Material provided:
_ _ _ _ _ _ _
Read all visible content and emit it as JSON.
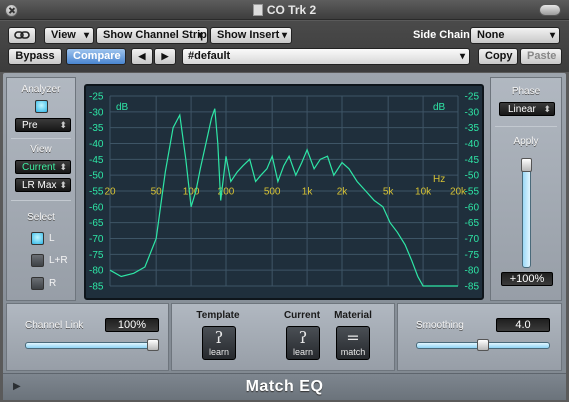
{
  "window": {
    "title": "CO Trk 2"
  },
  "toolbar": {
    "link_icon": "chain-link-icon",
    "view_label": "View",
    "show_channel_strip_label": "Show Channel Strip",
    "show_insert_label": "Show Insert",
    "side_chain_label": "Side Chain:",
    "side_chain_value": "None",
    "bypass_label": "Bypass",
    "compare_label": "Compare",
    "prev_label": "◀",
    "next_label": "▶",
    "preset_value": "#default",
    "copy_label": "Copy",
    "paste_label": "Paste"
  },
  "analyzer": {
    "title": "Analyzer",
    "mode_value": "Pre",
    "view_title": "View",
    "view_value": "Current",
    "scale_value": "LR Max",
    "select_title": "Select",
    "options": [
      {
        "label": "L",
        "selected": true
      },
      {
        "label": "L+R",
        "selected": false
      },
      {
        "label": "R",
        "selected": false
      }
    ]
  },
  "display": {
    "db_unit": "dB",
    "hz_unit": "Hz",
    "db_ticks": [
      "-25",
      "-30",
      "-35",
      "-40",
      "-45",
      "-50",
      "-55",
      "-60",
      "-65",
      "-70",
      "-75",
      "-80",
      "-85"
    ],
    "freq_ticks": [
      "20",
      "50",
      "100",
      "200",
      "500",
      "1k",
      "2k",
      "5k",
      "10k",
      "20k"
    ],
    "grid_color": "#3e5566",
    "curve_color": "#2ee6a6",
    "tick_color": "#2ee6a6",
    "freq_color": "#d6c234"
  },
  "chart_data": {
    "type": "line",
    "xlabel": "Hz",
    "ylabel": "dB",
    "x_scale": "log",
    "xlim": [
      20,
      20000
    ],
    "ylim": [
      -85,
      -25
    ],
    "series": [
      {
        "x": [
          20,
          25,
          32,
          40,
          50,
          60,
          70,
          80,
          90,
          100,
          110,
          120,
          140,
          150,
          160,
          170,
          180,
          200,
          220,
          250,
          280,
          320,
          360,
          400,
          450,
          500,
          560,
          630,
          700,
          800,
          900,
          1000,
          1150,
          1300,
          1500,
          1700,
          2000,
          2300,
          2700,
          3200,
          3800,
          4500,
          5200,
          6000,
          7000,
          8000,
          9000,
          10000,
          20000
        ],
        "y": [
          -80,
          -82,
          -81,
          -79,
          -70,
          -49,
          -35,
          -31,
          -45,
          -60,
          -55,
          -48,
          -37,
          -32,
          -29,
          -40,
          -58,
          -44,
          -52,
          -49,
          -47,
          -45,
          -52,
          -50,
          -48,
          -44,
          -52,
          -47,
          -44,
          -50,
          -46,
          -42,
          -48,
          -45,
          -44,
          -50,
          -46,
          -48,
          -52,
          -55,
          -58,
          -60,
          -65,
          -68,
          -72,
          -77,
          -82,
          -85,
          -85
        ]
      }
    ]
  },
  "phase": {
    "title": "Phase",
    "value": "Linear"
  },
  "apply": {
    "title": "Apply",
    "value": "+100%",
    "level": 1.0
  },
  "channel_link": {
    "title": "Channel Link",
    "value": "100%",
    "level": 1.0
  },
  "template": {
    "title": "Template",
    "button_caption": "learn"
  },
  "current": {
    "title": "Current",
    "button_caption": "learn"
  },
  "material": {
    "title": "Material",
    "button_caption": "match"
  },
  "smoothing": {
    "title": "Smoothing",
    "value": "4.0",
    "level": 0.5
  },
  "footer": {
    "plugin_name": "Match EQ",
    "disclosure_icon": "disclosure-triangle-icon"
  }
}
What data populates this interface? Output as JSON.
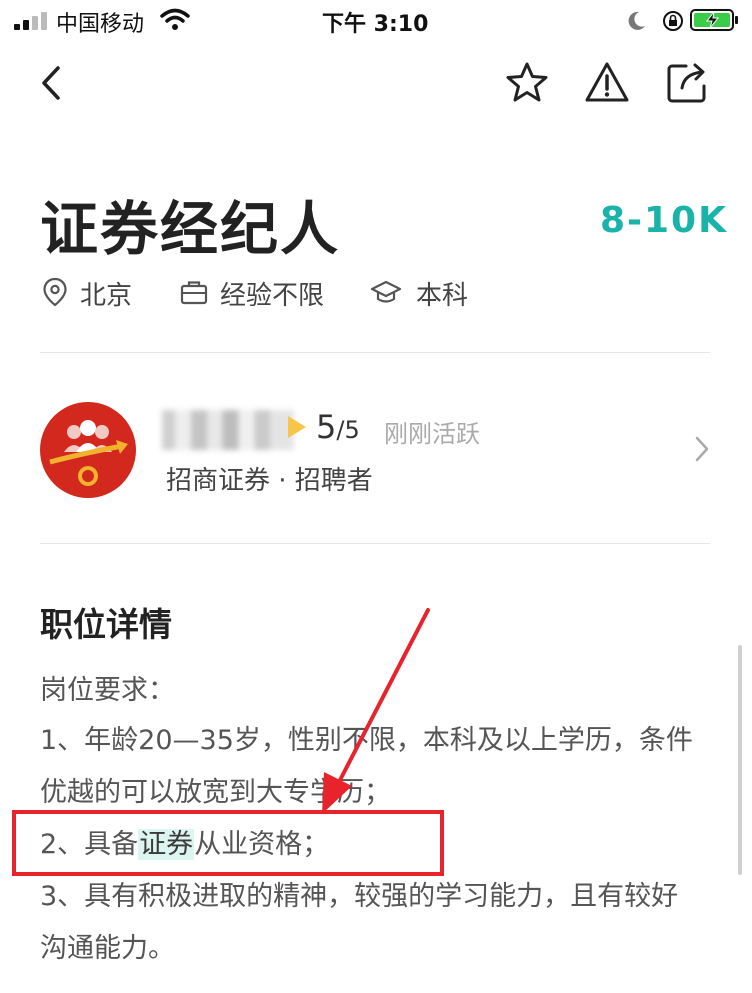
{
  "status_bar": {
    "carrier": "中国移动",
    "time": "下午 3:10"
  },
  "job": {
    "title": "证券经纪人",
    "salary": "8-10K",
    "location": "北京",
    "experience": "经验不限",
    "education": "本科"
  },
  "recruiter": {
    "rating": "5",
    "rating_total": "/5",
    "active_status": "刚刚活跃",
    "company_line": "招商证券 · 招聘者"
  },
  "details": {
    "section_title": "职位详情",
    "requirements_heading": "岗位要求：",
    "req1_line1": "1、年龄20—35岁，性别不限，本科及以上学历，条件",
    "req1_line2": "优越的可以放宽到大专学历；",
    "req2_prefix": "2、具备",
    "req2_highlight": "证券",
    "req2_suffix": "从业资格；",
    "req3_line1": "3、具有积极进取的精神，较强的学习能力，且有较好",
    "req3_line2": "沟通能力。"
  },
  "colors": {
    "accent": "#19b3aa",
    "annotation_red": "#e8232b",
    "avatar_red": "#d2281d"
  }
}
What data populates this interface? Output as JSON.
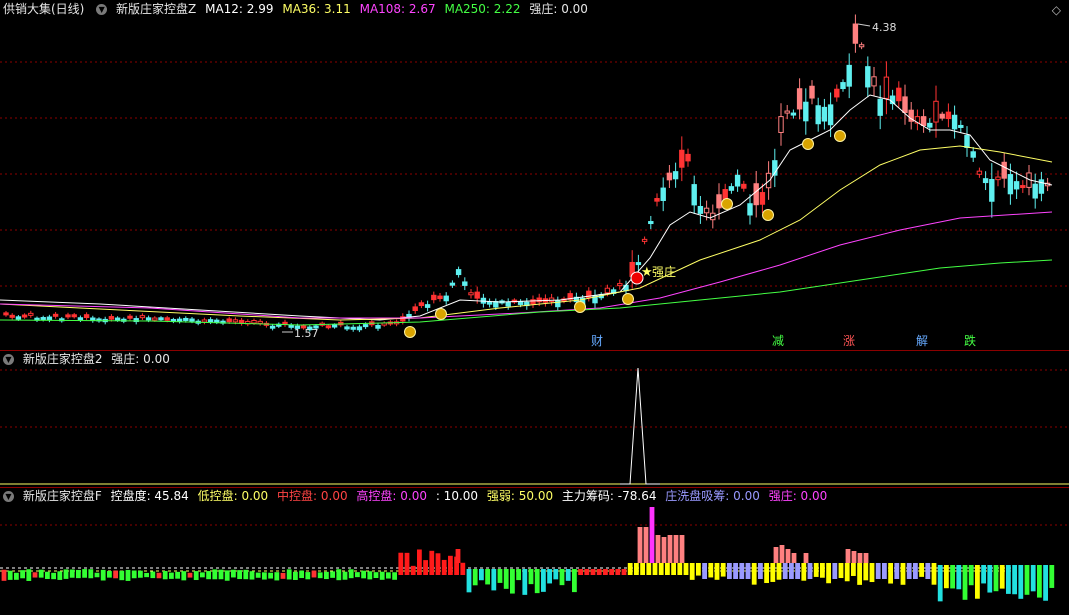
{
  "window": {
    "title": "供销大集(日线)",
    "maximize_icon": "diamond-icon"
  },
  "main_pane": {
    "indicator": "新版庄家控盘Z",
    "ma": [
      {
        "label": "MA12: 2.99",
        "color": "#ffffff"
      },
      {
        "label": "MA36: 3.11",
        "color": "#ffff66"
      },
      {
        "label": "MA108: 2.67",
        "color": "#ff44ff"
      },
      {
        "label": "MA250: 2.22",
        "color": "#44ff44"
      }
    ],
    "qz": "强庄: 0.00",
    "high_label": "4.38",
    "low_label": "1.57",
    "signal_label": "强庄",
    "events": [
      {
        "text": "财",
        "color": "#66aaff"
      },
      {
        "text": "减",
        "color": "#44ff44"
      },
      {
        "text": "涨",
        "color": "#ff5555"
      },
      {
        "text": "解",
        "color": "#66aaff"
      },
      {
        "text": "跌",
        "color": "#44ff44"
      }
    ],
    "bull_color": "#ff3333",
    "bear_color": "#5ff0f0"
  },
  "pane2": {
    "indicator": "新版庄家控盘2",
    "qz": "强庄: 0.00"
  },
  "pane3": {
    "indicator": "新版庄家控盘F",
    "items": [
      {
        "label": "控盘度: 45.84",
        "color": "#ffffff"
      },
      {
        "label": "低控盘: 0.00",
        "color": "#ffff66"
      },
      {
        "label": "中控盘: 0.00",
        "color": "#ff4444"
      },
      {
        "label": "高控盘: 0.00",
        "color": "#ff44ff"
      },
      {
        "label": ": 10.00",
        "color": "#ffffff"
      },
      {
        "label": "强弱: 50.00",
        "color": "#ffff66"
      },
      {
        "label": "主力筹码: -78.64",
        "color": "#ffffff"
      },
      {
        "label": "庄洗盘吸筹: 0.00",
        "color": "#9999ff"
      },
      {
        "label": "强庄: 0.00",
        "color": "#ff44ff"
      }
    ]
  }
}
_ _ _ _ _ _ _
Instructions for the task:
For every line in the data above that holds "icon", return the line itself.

Response:
    "link_icon": "chain-link-icon",
    "disclosure_icon": "disclosure-triangle-icon"
    "maximize_icon": "diamond-icon"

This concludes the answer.